- Keep it simple and cut the jargon – Employers, like clients, don’t want to wade through pages and pages of jargon before they reach the information they are looking for. Keep CVs short and concise and do not bombard employers with fancy language and lingo. The same can be said for interviews – keep your answers short, snappy and to-the-point so your interviewer does not lose interest. Practice is the key for this one!
- It’s all about the Image – Making a good first impression is important in any social situation let alone meeting a client for the first time or sitting down in front of an interview panel. Actions tell a thousand words, and how you present yourself will often be how you are remembered, particularly if your interviewer is seeing many like-minded graduates as well as you. An interview is also an opportunity for the employer to see how you may look and behave in front of a client or customer, so make sure you get it right. Remember what your mum always told you – dress smart, don’t be late and be polite.
- Celebrate Success – Celebrating the achievements of your team is a crucial part of any project, not only to maintain morale among staff but to explicitly mark positive success and progress. Graduates need to be thinking about how they have contributed to the success of teams they have worked in, and this should be highlighted on your CV. Employers don’t just want to know about what you have done in your career so far; they are far more interested in what you achieved in that role and how you made a positive impact. For example – getting a first-class mark in a group presentation at university is an impressive feat that employers will want to know about.

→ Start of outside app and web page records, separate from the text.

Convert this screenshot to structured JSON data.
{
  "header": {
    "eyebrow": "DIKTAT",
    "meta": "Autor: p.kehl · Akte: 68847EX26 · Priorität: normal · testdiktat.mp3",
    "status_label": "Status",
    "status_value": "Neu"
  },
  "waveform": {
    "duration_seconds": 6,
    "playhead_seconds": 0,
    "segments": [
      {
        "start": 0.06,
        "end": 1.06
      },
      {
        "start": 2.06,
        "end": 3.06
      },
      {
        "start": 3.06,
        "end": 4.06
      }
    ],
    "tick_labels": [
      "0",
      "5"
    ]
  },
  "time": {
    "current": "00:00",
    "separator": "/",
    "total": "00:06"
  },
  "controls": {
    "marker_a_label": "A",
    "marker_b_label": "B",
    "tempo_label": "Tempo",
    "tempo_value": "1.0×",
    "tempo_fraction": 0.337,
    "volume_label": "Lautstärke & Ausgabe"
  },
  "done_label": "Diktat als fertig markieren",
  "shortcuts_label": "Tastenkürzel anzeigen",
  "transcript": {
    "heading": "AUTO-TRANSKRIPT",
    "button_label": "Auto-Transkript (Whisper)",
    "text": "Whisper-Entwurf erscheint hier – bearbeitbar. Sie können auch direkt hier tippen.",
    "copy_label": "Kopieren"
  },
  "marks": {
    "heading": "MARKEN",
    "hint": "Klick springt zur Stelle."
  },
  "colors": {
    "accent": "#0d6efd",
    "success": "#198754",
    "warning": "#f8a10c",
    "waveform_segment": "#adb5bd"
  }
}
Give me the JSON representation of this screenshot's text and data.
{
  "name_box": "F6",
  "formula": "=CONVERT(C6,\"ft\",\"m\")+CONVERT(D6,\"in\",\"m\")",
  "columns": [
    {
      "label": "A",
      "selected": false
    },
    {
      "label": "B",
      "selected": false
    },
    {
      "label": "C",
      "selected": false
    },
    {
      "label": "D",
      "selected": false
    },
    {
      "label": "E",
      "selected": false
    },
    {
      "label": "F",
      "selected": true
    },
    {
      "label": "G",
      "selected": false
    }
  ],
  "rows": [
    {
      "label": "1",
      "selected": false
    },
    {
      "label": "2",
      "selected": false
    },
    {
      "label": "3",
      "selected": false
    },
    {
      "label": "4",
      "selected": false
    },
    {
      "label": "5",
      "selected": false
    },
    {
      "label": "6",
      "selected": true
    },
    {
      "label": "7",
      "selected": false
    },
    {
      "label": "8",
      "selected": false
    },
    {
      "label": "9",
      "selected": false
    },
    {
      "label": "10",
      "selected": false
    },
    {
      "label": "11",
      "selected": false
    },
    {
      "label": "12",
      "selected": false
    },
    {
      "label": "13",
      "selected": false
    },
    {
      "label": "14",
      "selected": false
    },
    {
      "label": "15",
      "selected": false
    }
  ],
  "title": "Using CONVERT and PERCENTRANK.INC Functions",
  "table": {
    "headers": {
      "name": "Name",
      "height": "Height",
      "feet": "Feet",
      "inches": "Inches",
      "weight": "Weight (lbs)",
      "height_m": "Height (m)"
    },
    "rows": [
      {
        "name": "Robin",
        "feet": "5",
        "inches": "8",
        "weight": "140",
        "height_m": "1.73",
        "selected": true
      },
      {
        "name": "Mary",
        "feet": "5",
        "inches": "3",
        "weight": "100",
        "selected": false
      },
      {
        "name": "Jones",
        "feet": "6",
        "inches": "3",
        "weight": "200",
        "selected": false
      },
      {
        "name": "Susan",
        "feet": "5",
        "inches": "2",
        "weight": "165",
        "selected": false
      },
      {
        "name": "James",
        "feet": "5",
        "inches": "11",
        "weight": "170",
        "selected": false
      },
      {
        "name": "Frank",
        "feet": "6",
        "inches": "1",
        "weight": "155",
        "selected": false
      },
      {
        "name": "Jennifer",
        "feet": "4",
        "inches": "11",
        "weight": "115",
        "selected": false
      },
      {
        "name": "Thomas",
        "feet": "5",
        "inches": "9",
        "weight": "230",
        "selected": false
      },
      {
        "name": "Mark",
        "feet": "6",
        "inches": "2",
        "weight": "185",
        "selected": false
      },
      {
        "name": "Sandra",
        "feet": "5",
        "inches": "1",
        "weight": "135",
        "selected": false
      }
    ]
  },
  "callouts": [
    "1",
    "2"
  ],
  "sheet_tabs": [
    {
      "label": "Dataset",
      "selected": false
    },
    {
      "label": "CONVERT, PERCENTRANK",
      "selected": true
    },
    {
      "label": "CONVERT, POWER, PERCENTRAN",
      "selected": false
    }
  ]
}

But if you also document your personal contribution to the success of that team (be it writing up the minutes of your weekly meetings or setting up a group forum to improve communications within your group) employers will be able to get a feel for the intrinsic skills you possess.
- Continuous Improvement – The idea of continuous improvement is a hot topic for today’s businesses, and organisations are always looking to develop ways to out-compete their rivals and remain profitable. Even at a project level, it is important to evaluate what went well, what didn’t go so well and what could be done better next time. Like businesses, graduates must seek to learn from their experiences and continue to better the way in which they tackle job applications and interviews. It is no secret that there is a huge amount of competition for graduate roles and it is likely that grads will be unsuccessful for some positions they apply for. Take time to evaluate what went well, seek feedback from interviews if you are unsuccessful and try and use that insight effectively before you begin your next application.
If you are interested in finding out more about Nine Feet Tall’s award winning graduate development programme, please visit http://www.ninefeettall.com/careers/entry-level/. Applications are now open until 19th February.